[Page and application data records]
+-------+

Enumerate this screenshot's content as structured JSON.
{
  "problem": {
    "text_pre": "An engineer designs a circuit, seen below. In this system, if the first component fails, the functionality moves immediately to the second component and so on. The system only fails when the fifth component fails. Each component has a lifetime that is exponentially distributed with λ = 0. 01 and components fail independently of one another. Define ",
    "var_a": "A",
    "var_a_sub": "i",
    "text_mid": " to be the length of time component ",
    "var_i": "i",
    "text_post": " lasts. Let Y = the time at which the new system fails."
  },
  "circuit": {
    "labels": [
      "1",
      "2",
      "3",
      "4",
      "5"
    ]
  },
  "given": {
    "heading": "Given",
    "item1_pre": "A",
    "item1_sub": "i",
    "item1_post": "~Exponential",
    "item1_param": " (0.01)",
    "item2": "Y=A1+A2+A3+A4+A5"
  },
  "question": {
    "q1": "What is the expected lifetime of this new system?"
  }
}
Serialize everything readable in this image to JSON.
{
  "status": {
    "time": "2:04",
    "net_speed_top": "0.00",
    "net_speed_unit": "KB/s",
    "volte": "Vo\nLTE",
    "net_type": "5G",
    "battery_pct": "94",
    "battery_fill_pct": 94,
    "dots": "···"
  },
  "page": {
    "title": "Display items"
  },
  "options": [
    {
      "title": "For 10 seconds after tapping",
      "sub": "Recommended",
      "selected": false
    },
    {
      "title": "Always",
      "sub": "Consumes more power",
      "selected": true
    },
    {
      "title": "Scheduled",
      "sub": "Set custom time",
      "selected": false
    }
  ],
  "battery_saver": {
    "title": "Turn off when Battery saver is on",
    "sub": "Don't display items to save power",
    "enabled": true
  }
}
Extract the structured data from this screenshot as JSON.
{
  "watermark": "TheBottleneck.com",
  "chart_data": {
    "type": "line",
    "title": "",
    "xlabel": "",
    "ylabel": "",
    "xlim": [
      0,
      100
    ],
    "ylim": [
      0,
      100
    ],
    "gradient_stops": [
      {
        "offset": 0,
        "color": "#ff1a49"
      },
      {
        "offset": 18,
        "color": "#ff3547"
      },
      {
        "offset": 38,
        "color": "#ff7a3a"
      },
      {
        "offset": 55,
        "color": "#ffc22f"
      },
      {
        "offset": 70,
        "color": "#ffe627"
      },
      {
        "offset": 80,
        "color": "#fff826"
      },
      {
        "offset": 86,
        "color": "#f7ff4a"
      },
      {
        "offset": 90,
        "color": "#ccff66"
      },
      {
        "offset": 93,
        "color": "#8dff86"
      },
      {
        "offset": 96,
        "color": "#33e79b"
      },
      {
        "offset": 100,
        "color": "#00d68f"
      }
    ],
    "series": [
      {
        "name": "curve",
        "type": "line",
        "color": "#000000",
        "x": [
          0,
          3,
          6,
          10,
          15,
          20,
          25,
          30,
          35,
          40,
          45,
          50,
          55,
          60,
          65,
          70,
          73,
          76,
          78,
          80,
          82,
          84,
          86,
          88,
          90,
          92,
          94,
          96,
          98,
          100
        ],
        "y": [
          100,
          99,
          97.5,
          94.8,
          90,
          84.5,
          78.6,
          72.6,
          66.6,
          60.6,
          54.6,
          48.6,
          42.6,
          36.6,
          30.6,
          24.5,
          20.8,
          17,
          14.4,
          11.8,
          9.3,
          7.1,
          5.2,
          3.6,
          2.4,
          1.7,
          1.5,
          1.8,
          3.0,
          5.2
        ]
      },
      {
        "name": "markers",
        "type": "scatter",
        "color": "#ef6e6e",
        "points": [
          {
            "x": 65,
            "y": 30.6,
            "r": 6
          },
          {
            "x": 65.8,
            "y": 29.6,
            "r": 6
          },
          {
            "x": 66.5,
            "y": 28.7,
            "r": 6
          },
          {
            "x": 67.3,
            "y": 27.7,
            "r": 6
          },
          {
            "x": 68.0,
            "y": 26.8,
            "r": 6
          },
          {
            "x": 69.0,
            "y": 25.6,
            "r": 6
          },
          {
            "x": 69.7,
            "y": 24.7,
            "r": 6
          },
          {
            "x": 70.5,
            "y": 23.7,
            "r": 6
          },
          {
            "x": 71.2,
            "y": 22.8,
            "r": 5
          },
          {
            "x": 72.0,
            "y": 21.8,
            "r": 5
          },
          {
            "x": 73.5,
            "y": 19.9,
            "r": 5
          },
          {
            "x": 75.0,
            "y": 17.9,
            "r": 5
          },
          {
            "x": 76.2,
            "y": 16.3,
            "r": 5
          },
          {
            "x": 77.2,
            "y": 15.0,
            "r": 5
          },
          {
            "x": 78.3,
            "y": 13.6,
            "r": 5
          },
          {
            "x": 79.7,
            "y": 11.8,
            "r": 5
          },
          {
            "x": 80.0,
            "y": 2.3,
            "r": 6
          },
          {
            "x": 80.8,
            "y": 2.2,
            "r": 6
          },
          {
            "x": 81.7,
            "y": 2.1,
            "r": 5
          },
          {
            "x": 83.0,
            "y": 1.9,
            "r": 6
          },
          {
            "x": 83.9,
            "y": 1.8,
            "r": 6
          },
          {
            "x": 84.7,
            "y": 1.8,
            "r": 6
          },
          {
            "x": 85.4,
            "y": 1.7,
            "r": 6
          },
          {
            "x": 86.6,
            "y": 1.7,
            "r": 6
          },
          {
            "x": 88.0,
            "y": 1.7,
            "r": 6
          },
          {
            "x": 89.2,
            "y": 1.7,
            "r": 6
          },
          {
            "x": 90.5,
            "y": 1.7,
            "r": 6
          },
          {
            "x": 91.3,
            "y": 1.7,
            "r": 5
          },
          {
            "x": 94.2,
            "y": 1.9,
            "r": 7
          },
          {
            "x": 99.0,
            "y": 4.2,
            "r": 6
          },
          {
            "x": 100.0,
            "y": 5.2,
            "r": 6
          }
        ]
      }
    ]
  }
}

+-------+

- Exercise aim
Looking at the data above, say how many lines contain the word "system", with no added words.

- Answer for the task
3